However, the combined descendants of John and Polly Jones hold a large annual family reunion for many years. When Tilden Thorne, the last “president” of the family passed away, the yearly reunions were discontinued, but there are still many of the older ones who remember hearing the story of brown-eyed Polly and her younger brother, John.


 [[of 1850 Virginia and West Virginia]
 Wood County, West Virginia Map


Revolutionary War
  • A Census of Pensioners for Revolutionary or Military Services: With their Names, Ages, and Places of Residence, as Returned by the Marshalls of the Several Judicial Districts, Under the Act for Taking the Sixth Census]. 1841. Digital versions at U.S. Census Bureau and Google Books. 1967 reprint: FHL Book 973 X2pc 1840. [See Virginia, Western District, Wood County on page 136.]
  • Rejected or Suspended Applications for Revolutionary War Pensions. Washington, D.C., 1852. Reprinted by Genealogical Publishing Co., Inc., 1969, and 1991. Reprints include "an Added Index to States." FHL Book 973 M24ur; digital version at Ancestry ($). [Includes veterans from this county; Virginia section begins on page 238.]
War of 1812

Wood County men served in the 113th Regiment.[3]

Civil War

Regiments. Service men in Wood County, West Virginia Genealogy served in various regiments. Men often joined a company (within a regiment) that originated in their county. Listed below are companies that were specifically formed in Wood County, West Virginia Genealogy:

- 14th Regiment, Virginia Cavalry (Confederate). Company N (Night Hawk Rangers).[4]
- 20th Regiment, Virginia Cavalry (Confederate). Company G.[5]

Records and histories are available, including:



Wood County, WV Genealogy News Clippings

Wood County, West Virginia Newspapers


Wood County, West Virginia Will Books 1833 - 1969

Wood County, West Virginia Wills


How can West Virginia tax lists help me?

  • Ward, Roger D. 1815 Directory of Virginia Landowners (and Gazetteer). 6 vols. Athens, Georgia: Iberian Pub. Co., 1997-2000. Available at FHL Book 975 E4w v. 6. [The source for this publication is the 1815 land tax. Wood County is included in Vol. 6.]
  • Wood County, West Virginia Tax List

Vital Records

West Virginia Vital Records: Birth, Death, Marriages

Societies and Libraries

Wood County West Virginia Genealogical and Historical Societies

Wood & Wood County Public Library

Family History Centers

Web Sites

Hands on keyboard.png Genealogy courses: Learn how to research from an expert in Fun Five Minute Genealogy Videos.

Learning How toEdit our Wiki Sites

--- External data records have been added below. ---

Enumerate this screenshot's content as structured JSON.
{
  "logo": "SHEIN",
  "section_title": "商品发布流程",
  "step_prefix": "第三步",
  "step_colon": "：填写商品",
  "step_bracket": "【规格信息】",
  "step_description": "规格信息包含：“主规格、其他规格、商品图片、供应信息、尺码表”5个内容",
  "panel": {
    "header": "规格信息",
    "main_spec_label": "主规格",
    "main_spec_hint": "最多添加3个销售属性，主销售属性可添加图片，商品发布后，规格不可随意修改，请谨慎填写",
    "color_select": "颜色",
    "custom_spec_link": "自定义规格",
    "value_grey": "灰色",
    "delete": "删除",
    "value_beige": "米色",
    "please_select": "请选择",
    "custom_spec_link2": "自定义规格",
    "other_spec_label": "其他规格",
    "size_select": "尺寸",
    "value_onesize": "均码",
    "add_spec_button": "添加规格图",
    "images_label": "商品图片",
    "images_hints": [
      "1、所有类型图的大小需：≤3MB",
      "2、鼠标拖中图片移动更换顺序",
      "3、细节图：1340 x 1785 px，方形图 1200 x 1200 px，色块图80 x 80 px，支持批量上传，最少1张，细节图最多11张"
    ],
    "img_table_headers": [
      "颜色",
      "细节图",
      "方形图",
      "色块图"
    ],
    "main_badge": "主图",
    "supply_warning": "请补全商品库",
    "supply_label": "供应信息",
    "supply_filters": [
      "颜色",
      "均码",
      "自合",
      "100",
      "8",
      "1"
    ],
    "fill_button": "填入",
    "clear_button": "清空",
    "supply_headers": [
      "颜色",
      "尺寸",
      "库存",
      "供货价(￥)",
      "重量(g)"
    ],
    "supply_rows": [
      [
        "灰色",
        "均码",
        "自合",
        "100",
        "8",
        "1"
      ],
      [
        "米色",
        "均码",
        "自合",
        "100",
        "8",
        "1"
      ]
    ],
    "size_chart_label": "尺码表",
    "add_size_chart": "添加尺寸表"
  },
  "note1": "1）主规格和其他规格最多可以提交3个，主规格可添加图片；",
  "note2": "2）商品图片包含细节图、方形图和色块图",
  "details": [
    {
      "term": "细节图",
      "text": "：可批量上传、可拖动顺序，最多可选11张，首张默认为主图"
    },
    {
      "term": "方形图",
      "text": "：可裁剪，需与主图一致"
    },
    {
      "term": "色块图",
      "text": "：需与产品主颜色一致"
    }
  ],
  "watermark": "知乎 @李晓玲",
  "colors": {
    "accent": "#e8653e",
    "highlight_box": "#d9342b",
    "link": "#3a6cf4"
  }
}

  1. Handybook for Genealogists: United States of America, 10th ed. (Draper, Utah: Everton Pub., 2002), Wood County, West Virginia. Page 746 At various libraries (WorldCat); FHL Book 973 D27e 2002.
  2. The Handybook for Genealogists: United States of America, 10th ed. (Draper, UT:Everton Publishers, 2002).
  3. Stuart Lee Butler, A Guide to Virginia Militia Units in the War of 1812 (Athens, Ga.: Iberian Pub. Co., 1988), 215. FHL Book 975.5 M2bs.
  4. Robert J. Driver, 14th Virginia Cavalry (Lynchburg, Va.: H.E. Howard, c1988). FHL Book 975.5 M2vr v. 47.
  5. Richard L. Armstrong, 19th and 20th Virginia Cavalry (Lynchburg, Va.: H.E. Howard, 1994). FHL Book 975.5 M2vr v. 101.